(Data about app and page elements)

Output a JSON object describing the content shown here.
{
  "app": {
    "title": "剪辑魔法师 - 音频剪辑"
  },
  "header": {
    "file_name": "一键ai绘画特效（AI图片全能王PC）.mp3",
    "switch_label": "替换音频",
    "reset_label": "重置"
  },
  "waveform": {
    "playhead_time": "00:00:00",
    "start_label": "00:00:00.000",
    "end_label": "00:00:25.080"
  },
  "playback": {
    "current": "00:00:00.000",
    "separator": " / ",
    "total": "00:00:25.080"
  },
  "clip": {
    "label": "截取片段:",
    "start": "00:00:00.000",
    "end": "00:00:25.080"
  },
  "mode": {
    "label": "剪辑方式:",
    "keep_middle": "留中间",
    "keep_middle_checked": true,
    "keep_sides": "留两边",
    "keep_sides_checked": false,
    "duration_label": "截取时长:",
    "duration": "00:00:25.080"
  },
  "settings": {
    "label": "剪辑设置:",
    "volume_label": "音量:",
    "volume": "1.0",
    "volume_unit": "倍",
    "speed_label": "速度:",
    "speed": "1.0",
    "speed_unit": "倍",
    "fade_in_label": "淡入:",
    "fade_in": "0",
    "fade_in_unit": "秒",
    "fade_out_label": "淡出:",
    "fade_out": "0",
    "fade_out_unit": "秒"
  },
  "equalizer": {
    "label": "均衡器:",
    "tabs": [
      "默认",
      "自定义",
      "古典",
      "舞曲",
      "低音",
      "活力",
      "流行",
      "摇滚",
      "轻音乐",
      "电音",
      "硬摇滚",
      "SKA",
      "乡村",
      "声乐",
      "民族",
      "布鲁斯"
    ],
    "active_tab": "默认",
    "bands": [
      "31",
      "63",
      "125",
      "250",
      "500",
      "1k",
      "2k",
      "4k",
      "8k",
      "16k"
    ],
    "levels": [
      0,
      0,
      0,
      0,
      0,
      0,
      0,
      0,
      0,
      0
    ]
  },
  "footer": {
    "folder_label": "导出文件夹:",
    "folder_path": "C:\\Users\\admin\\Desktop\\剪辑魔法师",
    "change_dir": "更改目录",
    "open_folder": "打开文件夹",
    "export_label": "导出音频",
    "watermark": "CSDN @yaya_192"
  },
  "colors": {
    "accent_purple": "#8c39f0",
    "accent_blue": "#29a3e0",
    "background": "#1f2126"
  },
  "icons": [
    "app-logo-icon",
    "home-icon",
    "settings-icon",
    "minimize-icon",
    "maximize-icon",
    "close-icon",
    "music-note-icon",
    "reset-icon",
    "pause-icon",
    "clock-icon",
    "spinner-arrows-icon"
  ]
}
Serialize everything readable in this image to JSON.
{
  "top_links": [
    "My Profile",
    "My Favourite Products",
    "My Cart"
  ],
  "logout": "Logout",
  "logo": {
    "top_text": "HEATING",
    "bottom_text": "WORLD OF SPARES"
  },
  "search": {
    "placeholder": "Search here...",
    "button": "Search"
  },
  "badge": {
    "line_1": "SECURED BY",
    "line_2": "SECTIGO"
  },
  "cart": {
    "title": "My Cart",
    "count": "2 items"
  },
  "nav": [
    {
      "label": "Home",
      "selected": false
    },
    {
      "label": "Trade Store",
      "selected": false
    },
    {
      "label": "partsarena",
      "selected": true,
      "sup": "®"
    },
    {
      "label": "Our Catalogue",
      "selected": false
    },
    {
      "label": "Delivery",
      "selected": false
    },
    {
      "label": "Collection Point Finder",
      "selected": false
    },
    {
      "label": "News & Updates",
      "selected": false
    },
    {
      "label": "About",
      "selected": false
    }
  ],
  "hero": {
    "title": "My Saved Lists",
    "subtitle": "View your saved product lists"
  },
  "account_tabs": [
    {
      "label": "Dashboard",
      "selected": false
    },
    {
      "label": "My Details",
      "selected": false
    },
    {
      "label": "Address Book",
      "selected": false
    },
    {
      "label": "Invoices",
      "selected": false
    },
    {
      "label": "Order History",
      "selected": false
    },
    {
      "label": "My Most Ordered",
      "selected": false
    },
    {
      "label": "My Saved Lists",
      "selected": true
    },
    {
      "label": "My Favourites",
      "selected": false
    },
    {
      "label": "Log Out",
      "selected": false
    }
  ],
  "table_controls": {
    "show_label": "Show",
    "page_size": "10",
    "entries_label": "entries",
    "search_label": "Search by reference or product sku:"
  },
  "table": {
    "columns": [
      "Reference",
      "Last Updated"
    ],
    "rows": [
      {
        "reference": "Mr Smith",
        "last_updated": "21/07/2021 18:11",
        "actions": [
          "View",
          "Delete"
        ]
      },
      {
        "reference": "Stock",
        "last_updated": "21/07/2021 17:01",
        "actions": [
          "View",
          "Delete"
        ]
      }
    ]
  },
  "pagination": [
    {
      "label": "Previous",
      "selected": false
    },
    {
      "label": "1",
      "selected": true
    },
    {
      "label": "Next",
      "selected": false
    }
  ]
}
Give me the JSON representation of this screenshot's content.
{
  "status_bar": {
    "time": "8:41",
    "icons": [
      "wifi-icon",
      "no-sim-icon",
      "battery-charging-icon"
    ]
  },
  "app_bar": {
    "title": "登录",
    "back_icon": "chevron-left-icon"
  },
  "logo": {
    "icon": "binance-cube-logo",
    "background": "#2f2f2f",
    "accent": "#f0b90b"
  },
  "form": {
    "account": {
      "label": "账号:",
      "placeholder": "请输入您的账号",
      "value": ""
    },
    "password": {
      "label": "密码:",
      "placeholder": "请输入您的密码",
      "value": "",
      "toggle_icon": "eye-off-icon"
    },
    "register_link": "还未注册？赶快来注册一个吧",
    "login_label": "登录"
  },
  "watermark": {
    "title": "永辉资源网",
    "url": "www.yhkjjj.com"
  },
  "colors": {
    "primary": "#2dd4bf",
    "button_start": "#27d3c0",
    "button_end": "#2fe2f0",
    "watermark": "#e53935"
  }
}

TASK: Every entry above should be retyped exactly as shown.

SOLVED PROBLEM:
Output a JSON object describing the content shown here.
{
  "app": {
    "title": "剪辑魔法师 - 音频剪辑"
  },
  "header": {
    "file_name": "一键ai绘画特效（AI图片全能王PC）.mp3",
    "switch_label": "替换音频",
    "reset_label": "重置"
  },
  "waveform": {
    "playhead_time": "00:00:00",
    "start_label": "00:00:00.000",
    "end_label": "00:00:25.080"
  },
  "playback": {
    "current": "00:00:00.000",
    "separator": " / ",
    "total": "00:00:25.080"
  },
  "clip": {
    "label": "截取片段:",
    "start": "00:00:00.000",
    "end": "00:00:25.080"
  },
  "mode": {
    "label": "剪辑方式:",
    "keep_middle": "留中间",
    "keep_middle_checked": true,
    "keep_sides": "留两边",
    "keep_sides_checked": false,
    "duration_label": "截取时长:",
    "duration": "00:00:25.080"
  },
  "settings": {
    "label": "剪辑设置:",
    "volume_label": "音量:",
    "volume": "1.0",
    "volume_unit": "倍",
    "speed_label": "速度:",
    "speed": "1.0",
    "speed_unit": "倍",
    "fade_in_label": "淡入:",
    "fade_in": "0",
    "fade_in_unit": "秒",
    "fade_out_label": "淡出:",
    "fade_out": "0",
    "fade_out_unit": "秒"
  },
  "equalizer": {
    "label": "均衡器:",
    "tabs": [
      "默认",
      "自定义",
      "古典",
      "舞曲",
      "低音",
      "活力",
      "流行",
      "摇滚",
      "轻音乐",
      "电音",
      "硬摇滚",
      "SKA",
      "乡村",
      "声乐",
      "民族",
      "布鲁斯"
    ],
    "active_tab": "默认",
    "bands": [
      "31",
      "63",
      "125",
      "250",
      "500",
      "1k",
      "2k",
      "4k",
      "8k",
      "16k"
    ],
    "levels": [
      0,
      0,
      0,
      0,
      0,
      0,
      0,
      0,
      0,
      0
    ]
  },
  "footer": {
    "folder_label": "导出文件夹:",
    "folder_path": "C:\\Users\\admin\\Desktop\\剪辑魔法师",
    "change_dir": "更改目录",
    "open_folder": "打开文件夹",
    "export_label": "导出音频",
    "watermark": "CSDN @yaya_192"
  },
  "colors": {
    "accent_purple": "#8c39f0",
    "accent_blue": "#29a3e0",
    "background": "#1f2126"
  },
  "icons": [
    "app-logo-icon",
    "home-icon",
    "settings-icon",
    "minimize-icon",
    "maximize-icon",
    "close-icon",
    "music-note-icon",
    "reset-icon",
    "pause-icon",
    "clock-icon",
    "spinner-arrows-icon"
  ]
}
Serialize everything readable in this image to JSON.
{
  "top_links": [
    "My Profile",
    "My Favourite Products",
    "My Cart"
  ],
  "logout": "Logout",
  "logo": {
    "top_text": "HEATING",
    "bottom_text": "WORLD OF SPARES"
  },
  "search": {
    "placeholder": "Search here...",
    "button": "Search"
  },
  "badge": {
    "line_1": "SECURED BY",
    "line_2": "SECTIGO"
  },
  "cart": {
    "title": "My Cart",
    "count": "2 items"
  },
  "nav": [
    {
      "label": "Home",
      "selected": false
    },
    {
      "label": "Trade Store",
      "selected": false
    },
    {
      "label": "partsarena",
      "selected": true,
      "sup": "®"
    },
    {
      "label": "Our Catalogue",
      "selected": false
    },
    {
      "label": "Delivery",
      "selected": false
    },
    {
      "label": "Collection Point Finder",
      "selected": false
    },
    {
      "label": "News & Updates",
      "selected": false
    },
    {
      "label": "About",
      "selected": false
    }
  ],
  "hero": {
    "title": "My Saved Lists",
    "subtitle": "View your saved product lists"
  },
  "account_tabs": [
    {
      "label": "Dashboard",
      "selected": false
    },
    {
      "label": "My Details",
      "selected": false
    },
    {
      "label": "Address Book",
      "selected": false
    },
    {
      "label": "Invoices",
      "selected": false
    },
    {
      "label": "Order History",
      "selected": false
    },
    {
      "label": "My Most Ordered",
      "selected": false
    },
    {
      "label": "My Saved Lists",
      "selected": true
    },
    {
      "label": "My Favourites",
      "selected": false
    },
    {
      "label": "Log Out",
      "selected": false
    }
  ],
  "table_controls": {
    "show_label": "Show",
    "page_size": "10",
    "entries_label": "entries",
    "search_label": "Search by reference or product sku:"
  },
  "table": {
    "columns": [
      "Reference",
      "Last Updated"
    ],
    "rows": [
      {
        "reference": "Mr Smith",
        "last_updated": "21/07/2021 18:11",
        "actions": [
          "View",
          "Delete"
        ]
      },
      {
        "reference": "Stock",
        "last_updated": "21/07/2021 17:01",
        "actions": [
          "View",
          "Delete"
        ]
      }
    ]
  },
  "pagination": [
    {
      "label": "Previous",
      "selected": false
    },
    {
      "label": "1",
      "selected": true
    },
    {
      "label": "Next",
      "selected": false
    }
  ]
}
Give me the JSON representation of this screenshot's content.
{
  "status_bar": {
    "time": "8:41",
    "icons": [
      "wifi-icon",
      "no-sim-icon",
      "battery-charging-icon"
    ]
  },
  "app_bar": {
    "title": "登录",
    "back_icon": "chevron-left-icon"
  },
  "logo": {
    "icon": "binance-cube-logo",
    "background": "#2f2f2f",
    "accent": "#f0b90b"
  },
  "form": {
    "account": {
      "label": "账号:",
      "placeholder": "请输入您的账号",
      "value": ""
    },
    "password": {
      "label": "密码:",
      "placeholder": "请输入您的密码",
      "value": "",
      "toggle_icon": "eye-off-icon"
    },
    "register_link": "还未注册？赶快来注册一个吧",
    "login_label": "登录"
  },
  "watermark": {
    "title": "永辉资源网",
    "url": "www.yhkjjj.com"
  },
  "colors": {
    "primary": "#2dd4bf",
    "button_start": "#27d3c0",
    "button_end": "#2fe2f0",
    "watermark": "#e53935"
  }
}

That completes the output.